Russian President Vladimir Putin has privately indicated that he is open to a ceasefire in Ukraine. The New York Times reported Saturday, despite vowing not to withdraw from the conflict that has been going on since early last year.
According to the report, more than 10,000 civilians have been killed and more than 18,500 injured since the war began. united nationsin addition to tens of thousands of troops.
The newspaper cited two former Russian officials close to the Kremlin as well as other U.S. and international officials who have indicated that Putin has been open to halting fighting at the current border since at least September. It was reported that
This is a far cry from Putin’s clear goal of overtaking Ukraine. Russia invaded neighboring Ukraine on February 24, 2022, and quickly took control of large swathes of the country. However, Ukrainian forces fought back fiercely and succeeded in forcing Russia to withdraw from the northern region. From October 2022 onwards, the front lines will be remained almost the sameRussia holds parts of southern and eastern Ukraine.

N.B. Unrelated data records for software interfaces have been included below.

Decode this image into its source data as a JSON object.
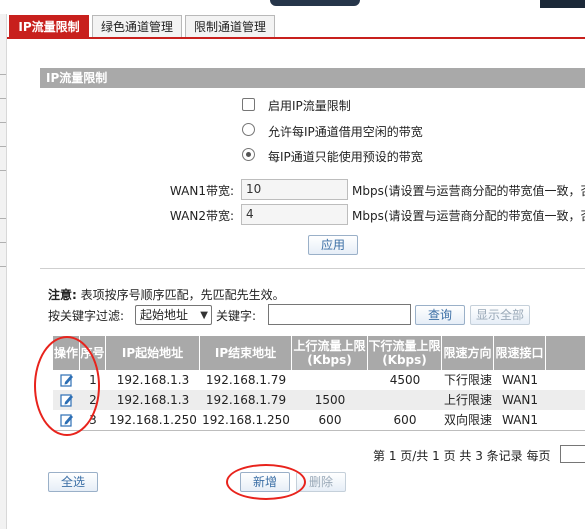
{
  "tabs": [
    {
      "label": "IP流量限制",
      "active": true
    },
    {
      "label": "绿色通道管理",
      "active": false
    },
    {
      "label": "限制通道管理",
      "active": false
    }
  ],
  "section": {
    "title": "IP流量限制"
  },
  "options": {
    "enable_label": "启用IP流量限制",
    "borrow_label": "允许每IP通道借用空闲的带宽",
    "preset_label": "每IP通道只能使用预设的带宽",
    "selected": "preset"
  },
  "wan1": {
    "label": "WAN1带宽:",
    "value": "10",
    "unit": "Mbps(请设置与运营商分配的带宽值一致，否"
  },
  "wan2": {
    "label": "WAN2带宽:",
    "value": "4",
    "unit": "Mbps(请设置与运营商分配的带宽值一致，否"
  },
  "apply_label": "应用",
  "note": {
    "prefix": "注意:",
    "text": "表项按序号顺序匹配，先匹配先生效。"
  },
  "filter": {
    "label": "按关键字过滤:",
    "select_value": "起始地址",
    "keyword_label": "关键字:",
    "keyword_value": "",
    "search_label": "查询",
    "show_all_label": "显示全部"
  },
  "table": {
    "headers": [
      "操作",
      "序号",
      "IP起始地址",
      "IP结束地址",
      "上行流量上限\n(Kbps)",
      "下行流量上限\n(Kbps)",
      "限速方向",
      "限速接口"
    ],
    "rows": [
      {
        "id": "1",
        "start": "192.168.1.3",
        "end": "192.168.1.79",
        "up": "",
        "down": "4500",
        "dir": "下行限速",
        "iface": "WAN1"
      },
      {
        "id": "2",
        "start": "192.168.1.3",
        "end": "192.168.1.79",
        "up": "1500",
        "down": "",
        "dir": "上行限速",
        "iface": "WAN1"
      },
      {
        "id": "3",
        "start": "192.168.1.250",
        "end": "192.168.1.250",
        "up": "600",
        "down": "600",
        "dir": "双向限速",
        "iface": "WAN1"
      }
    ]
  },
  "pager": {
    "text": "第 1 页/共 1 页 共 3 条记录 每页"
  },
  "buttons": {
    "select_all": "全选",
    "add": "新增",
    "delete": "删除"
  },
  "colors": {
    "accent": "#c8201d",
    "header_bg": "#a9a9a9",
    "highlight": "#e8231c"
  },
  "icons": {
    "edit": "edit-icon"
  }
}
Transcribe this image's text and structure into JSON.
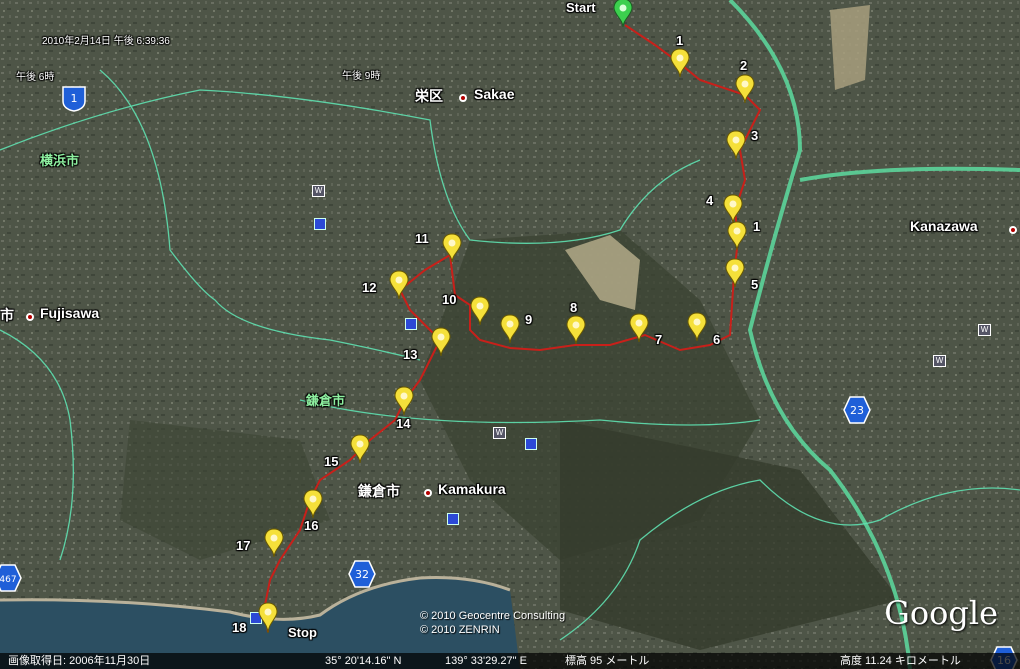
{
  "timestamp": "2010年2月14日 午後  6:39:36",
  "time_labels": {
    "six": "午後  6時",
    "nine": "午後  9時"
  },
  "cities": {
    "sakae_jp": "栄区",
    "sakae": "Sakae",
    "yokohama": "横浜市",
    "fujisawa_jp": "市",
    "fujisawa": "Fujisawa",
    "kamakura_ward": "鎌倉市",
    "kamakura_jp": "鎌倉市",
    "kamakura": "Kamakura",
    "kanazawa": "Kanazawa"
  },
  "route": {
    "start": "Start",
    "stop": "Stop"
  },
  "waypoints": [
    {
      "id": "wp-1a",
      "label": "1"
    },
    {
      "id": "wp-2",
      "label": "2"
    },
    {
      "id": "wp-3",
      "label": "3"
    },
    {
      "id": "wp-4",
      "label": "4"
    },
    {
      "id": "wp-1b",
      "label": "1"
    },
    {
      "id": "wp-5",
      "label": "5"
    },
    {
      "id": "wp-6",
      "label": "6"
    },
    {
      "id": "wp-7",
      "label": "7"
    },
    {
      "id": "wp-8",
      "label": "8"
    },
    {
      "id": "wp-9",
      "label": "9"
    },
    {
      "id": "wp-10",
      "label": "10"
    },
    {
      "id": "wp-11",
      "label": "11"
    },
    {
      "id": "wp-12",
      "label": "12"
    },
    {
      "id": "wp-13",
      "label": "13"
    },
    {
      "id": "wp-14",
      "label": "14"
    },
    {
      "id": "wp-15",
      "label": "15"
    },
    {
      "id": "wp-16",
      "label": "16"
    },
    {
      "id": "wp-17",
      "label": "17"
    },
    {
      "id": "wp-18",
      "label": "18"
    }
  ],
  "road_shields": {
    "r1": "1",
    "r23": "23",
    "r32": "32",
    "r467": "467",
    "r16": "16"
  },
  "credits": {
    "line1": "© 2010 Geocentre Consulting",
    "line2": "© 2010 ZENRIN"
  },
  "logo": "Google",
  "status_bar": {
    "imagery_date": "画像取得日: 2006年11月30日",
    "latitude": "35° 20'14.16\" N",
    "longitude": "139° 33'29.27\" E",
    "elevation": "標高   95 メートル",
    "altitude": "高度   11.24 キロメートル"
  },
  "colors": {
    "route": "#c8201a",
    "pin": "#f5e03a",
    "start_pin": "#3ccf4e",
    "boundary": "#5fe0b0",
    "expressway": "#5cd49a"
  }
}
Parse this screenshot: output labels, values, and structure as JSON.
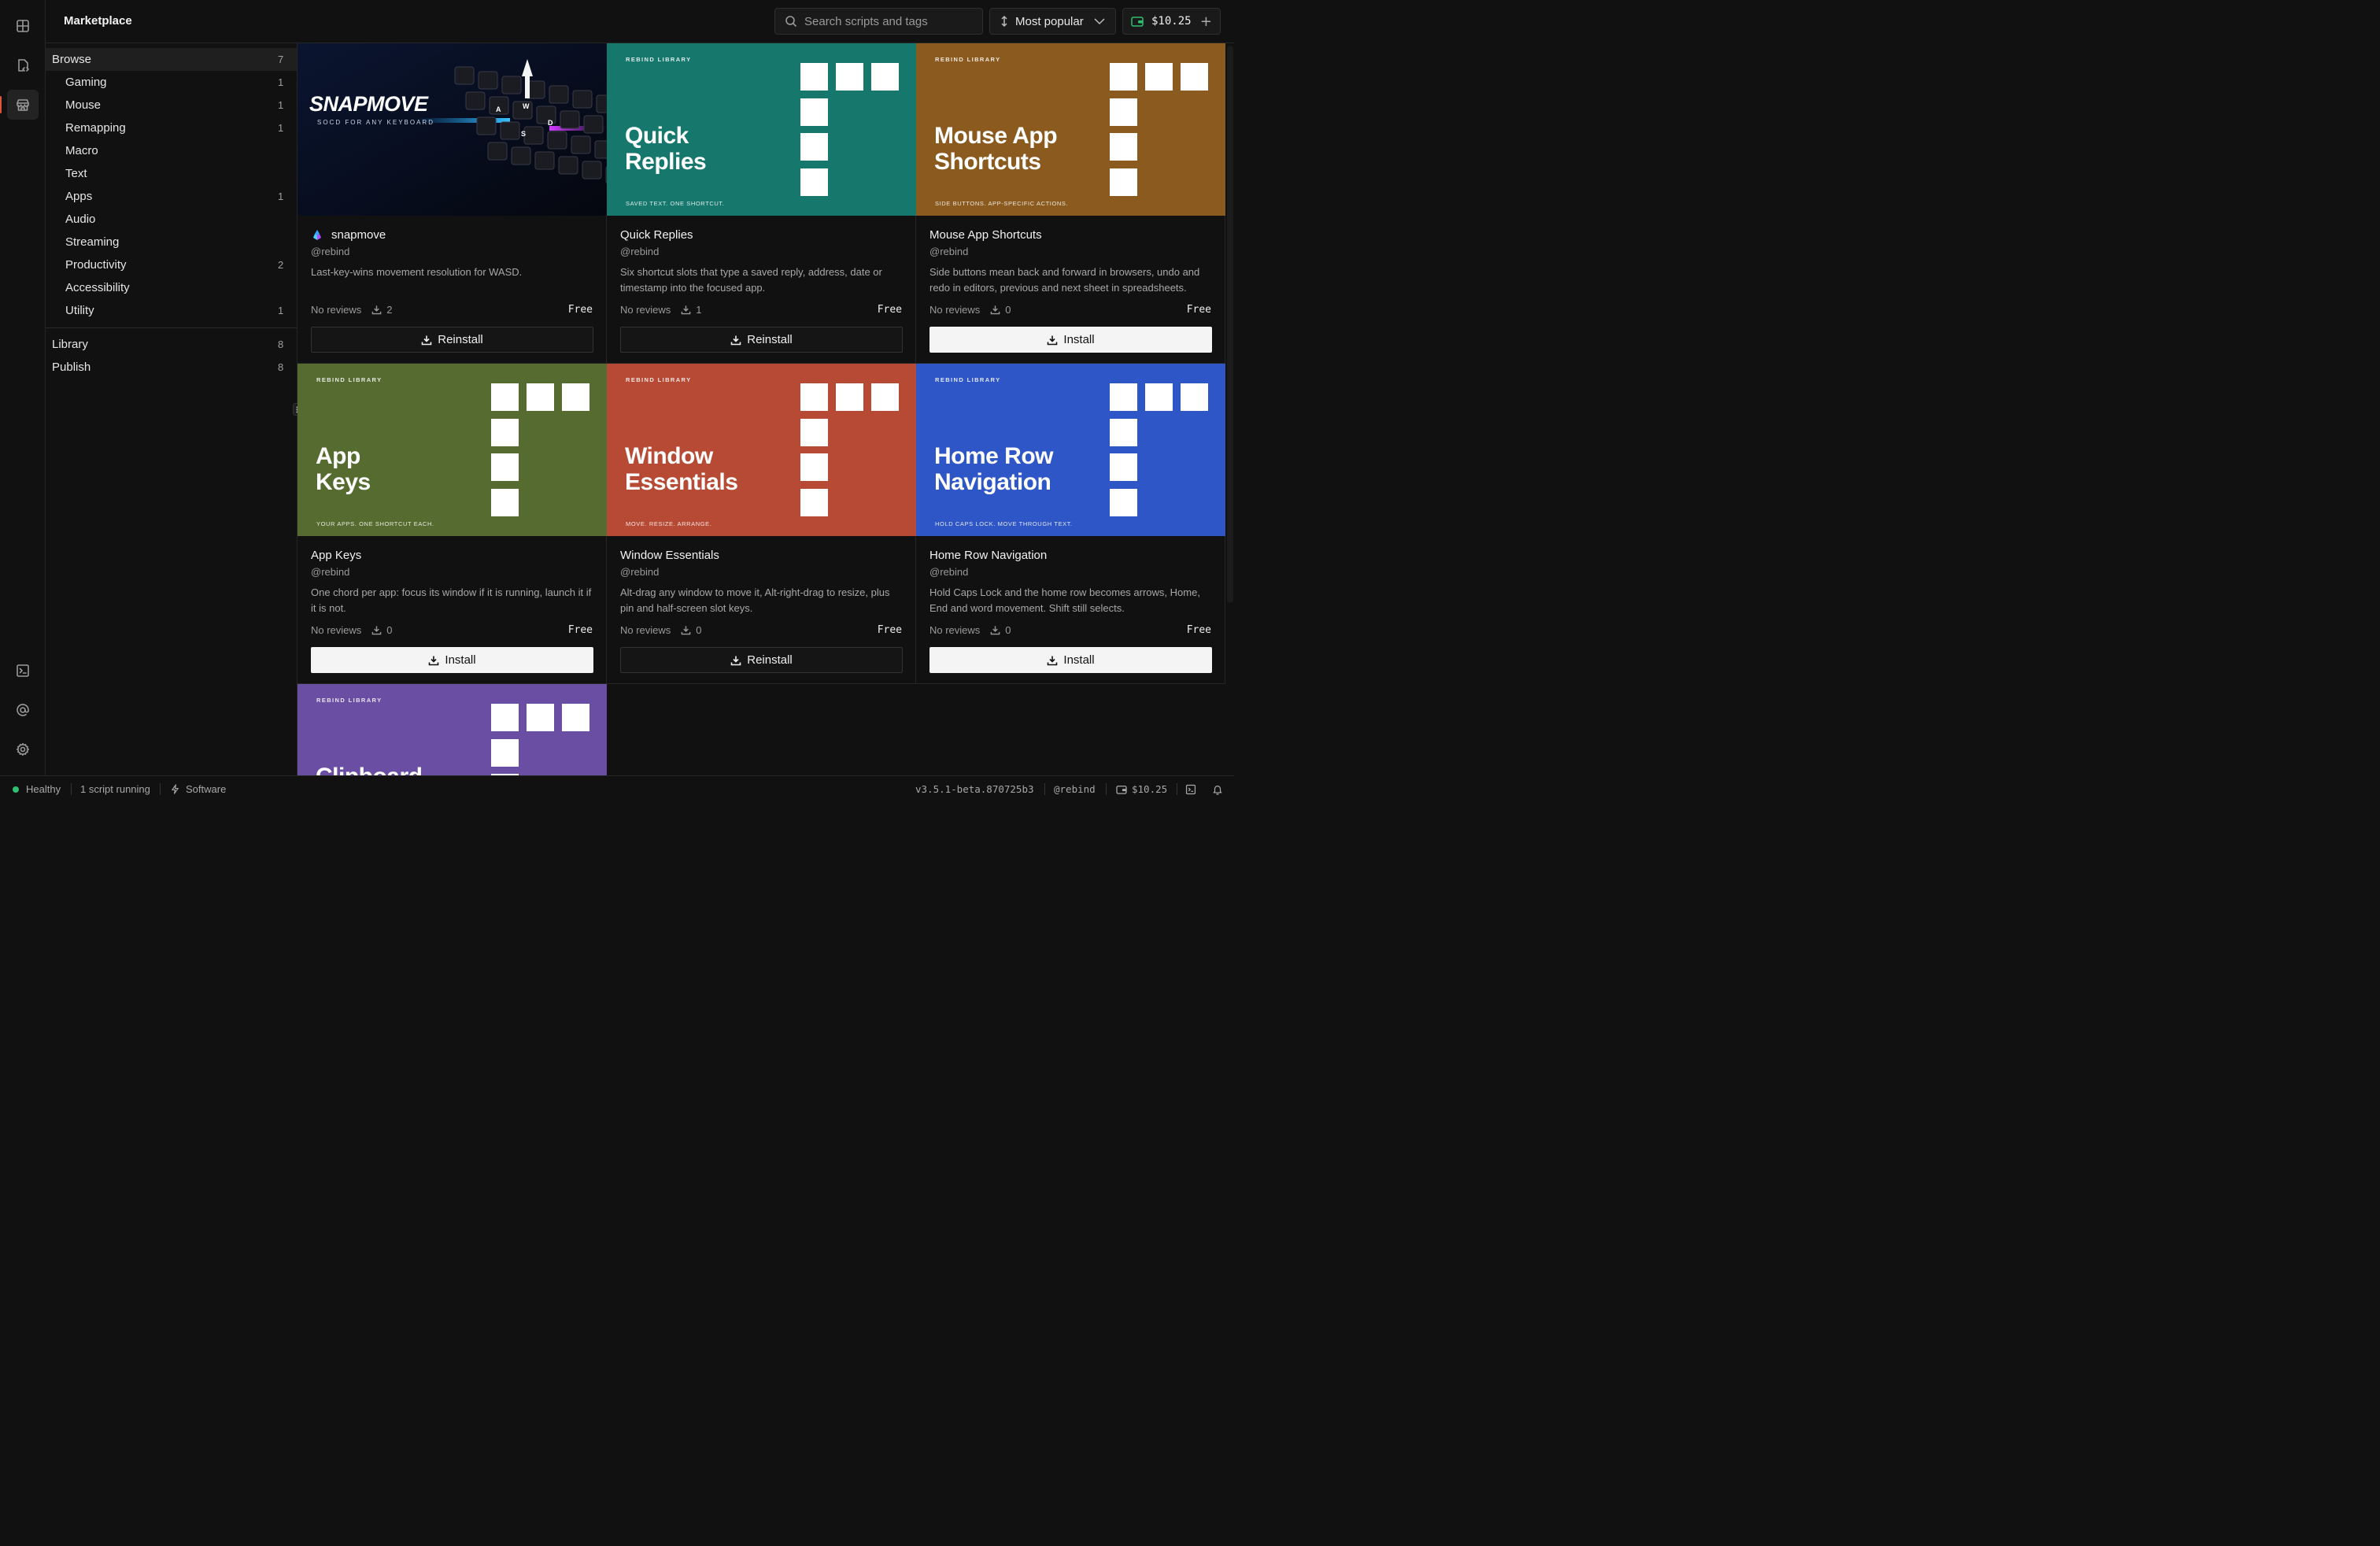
{
  "app": {
    "page_title": "Marketplace"
  },
  "rail": {
    "top_icons": [
      "grid-icon",
      "script-edit-icon",
      "store-icon"
    ],
    "bottom_icons": [
      "terminal-icon",
      "at-icon",
      "settings-icon"
    ],
    "active": "store-icon",
    "accent_color": "#e0563b"
  },
  "topbar": {
    "search_placeholder": "Search scripts and tags",
    "sort_label": "Most popular",
    "wallet_amount": "$10.25",
    "wallet_plus": "+"
  },
  "sidebar": {
    "browse": {
      "label": "Browse",
      "count": "7"
    },
    "categories": [
      {
        "label": "Gaming",
        "count": "1"
      },
      {
        "label": "Mouse",
        "count": "1"
      },
      {
        "label": "Remapping",
        "count": "1"
      },
      {
        "label": "Macro",
        "count": ""
      },
      {
        "label": "Text",
        "count": ""
      },
      {
        "label": "Apps",
        "count": "1"
      },
      {
        "label": "Audio",
        "count": ""
      },
      {
        "label": "Streaming",
        "count": ""
      },
      {
        "label": "Productivity",
        "count": "2"
      },
      {
        "label": "Accessibility",
        "count": ""
      },
      {
        "label": "Utility",
        "count": "1"
      }
    ],
    "library": {
      "label": "Library",
      "count": "8"
    },
    "publish": {
      "label": "Publish",
      "count": "8"
    }
  },
  "cards": [
    {
      "title": "snapmove",
      "author": "@rebind",
      "description": "Last-key-wins movement resolution for WASD.",
      "reviews": "No reviews",
      "installs": "2",
      "price": "Free",
      "action": "Reinstall",
      "banner": {
        "style": "keyboard",
        "logo": "SNAPMOVE",
        "tagline": "SOCD FOR ANY KEYBOARD",
        "keys": [
          "W",
          "A",
          "S",
          "D"
        ]
      }
    },
    {
      "title": "Quick Replies",
      "author": "@rebind",
      "description": "Six shortcut slots that type a saved reply, address, date or timestamp into the focused app.",
      "reviews": "No reviews",
      "installs": "1",
      "price": "Free",
      "action": "Reinstall",
      "banner": {
        "style": "library",
        "bg": "#16776c",
        "tag": "REBIND LIBRARY",
        "heading_lines": [
          "Quick",
          "Replies"
        ],
        "subtag": "SAVED TEXT. ONE SHORTCUT."
      }
    },
    {
      "title": "Mouse App Shortcuts",
      "author": "@rebind",
      "description": "Side buttons mean back and forward in browsers, undo and redo in editors, previous and next sheet in spreadsheets.",
      "reviews": "No reviews",
      "installs": "0",
      "price": "Free",
      "action": "Install",
      "banner": {
        "style": "library",
        "bg": "#8a5a1f",
        "tag": "REBIND LIBRARY",
        "heading_lines": [
          "Mouse App",
          "Shortcuts"
        ],
        "subtag": "SIDE BUTTONS. APP-SPECIFIC ACTIONS."
      }
    },
    {
      "title": "App Keys",
      "author": "@rebind",
      "description": "One chord per app: focus its window if it is running, launch it if it is not.",
      "reviews": "No reviews",
      "installs": "0",
      "price": "Free",
      "action": "Install",
      "banner": {
        "style": "library",
        "bg": "#566b30",
        "tag": "REBIND LIBRARY",
        "heading_lines": [
          "App",
          "Keys"
        ],
        "subtag": "YOUR APPS. ONE SHORTCUT EACH."
      }
    },
    {
      "title": "Window Essentials",
      "author": "@rebind",
      "description": "Alt-drag any window to move it, Alt-right-drag to resize, plus pin and half-screen slot keys.",
      "reviews": "No reviews",
      "installs": "0",
      "price": "Free",
      "action": "Reinstall",
      "banner": {
        "style": "library",
        "bg": "#b74a35",
        "tag": "REBIND LIBRARY",
        "heading_lines": [
          "Window",
          "Essentials"
        ],
        "subtag": "MOVE. RESIZE. ARRANGE."
      }
    },
    {
      "title": "Home Row Navigation",
      "author": "@rebind",
      "description": "Hold Caps Lock and the home row becomes arrows, Home, End and word movement. Shift still selects.",
      "reviews": "No reviews",
      "installs": "0",
      "price": "Free",
      "action": "Install",
      "banner": {
        "style": "library",
        "bg": "#2f56c6",
        "tag": "REBIND LIBRARY",
        "heading_lines": [
          "Home Row",
          "Navigation"
        ],
        "subtag": "HOLD CAPS LOCK. MOVE THROUGH TEXT."
      }
    },
    {
      "title": "",
      "author": "",
      "description": "",
      "reviews": "",
      "installs": "",
      "price": "",
      "action": "",
      "banner": {
        "style": "library",
        "bg": "#6a4ea4",
        "tag": "REBIND LIBRARY",
        "heading_lines": [
          "Clipboard",
          ""
        ],
        "subtag": ""
      }
    }
  ],
  "status": {
    "health": "Healthy",
    "health_color": "#2fbf71",
    "scripts": "1 script running",
    "mode": "Software",
    "version": "v3.5.1-beta.870725b3",
    "user": "@rebind",
    "wallet": "$10.25"
  }
}
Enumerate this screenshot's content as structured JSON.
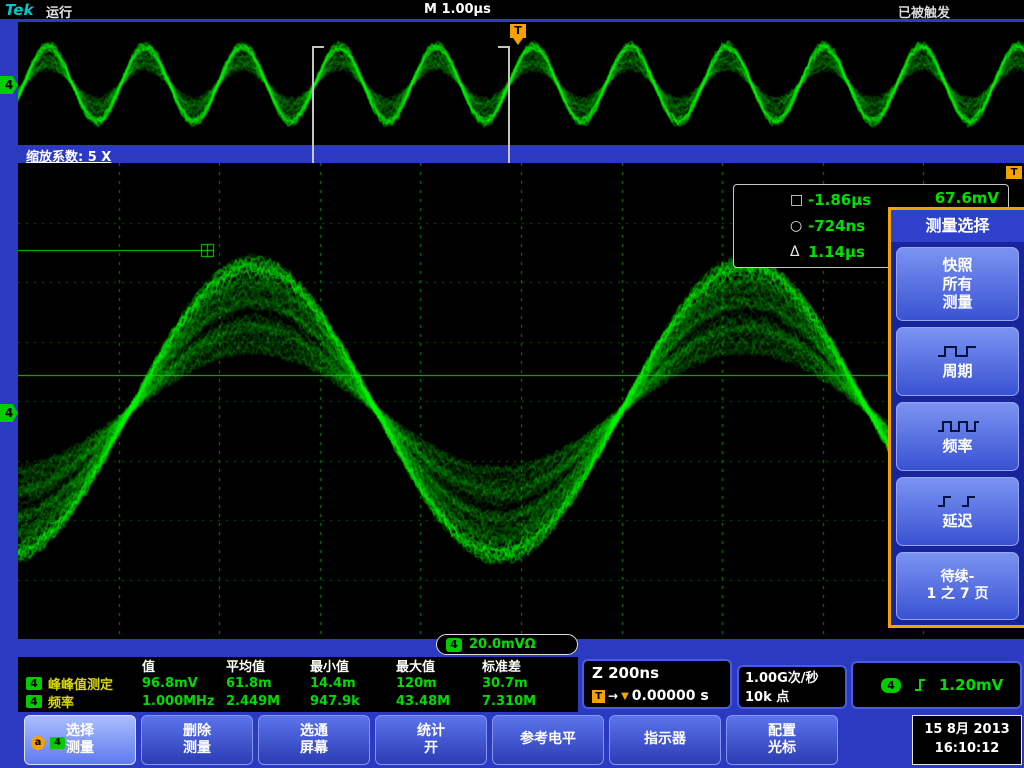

According to the paper, Putin also “sent tentacles” last fall to try to reach a cease-fire, saying he was satisfied with the captured territory. But sources cited by the Times also warned that this could be an attempt at “misdirection” or that Putin could change his mind if the military regains momentum. It is also unclear whether Ukrainian President Volodymyr Zelenskiy will accept the deal, as Russia still holds parts of the country.
The Russian military was exhausted by early 2023, as professional soldiers were replaced by conscripts and prisoners of war who could not resist the Ukrainian army. Only a small portion of the Russian population supported the war effort, and President Putin faced an embarrassing revolt from mercenary leader Yevgeny Prigozhin.
However, Ukraine has not been able to regain lost territory. It faces wavering support in the West and is competing for international attention with the Gaza war.
Zelensky has been lobbying U.S. leaders to finalize additional aid for the country, including a visit to Washington last week to meet with Congressional leaders and President Joe Biden.
Biden called for $60 billion for Ukraine, $14 billion for Israel, $10 billion for humanitarian aid and $14 billion for the U.S. border. The policy has stalled in Congress as the Republican caucus remains divided over whether to continue supporting Ukraine’s fight against Russia.
The Biden administration has warned that without additional funding approved by Congress, funding for the Ukraine war will soon run out. Republicans refused to vote on the request for additional funding unless there were significant changes to asylum and border policies.
Bipartisan negotiations have been going on for weeks in the Senate, including White House officials and Homeland Security Secretary Alejandro Mayorkas. The Senate hopes to reach an agreement and vote on it when Congress reconvenes early next year.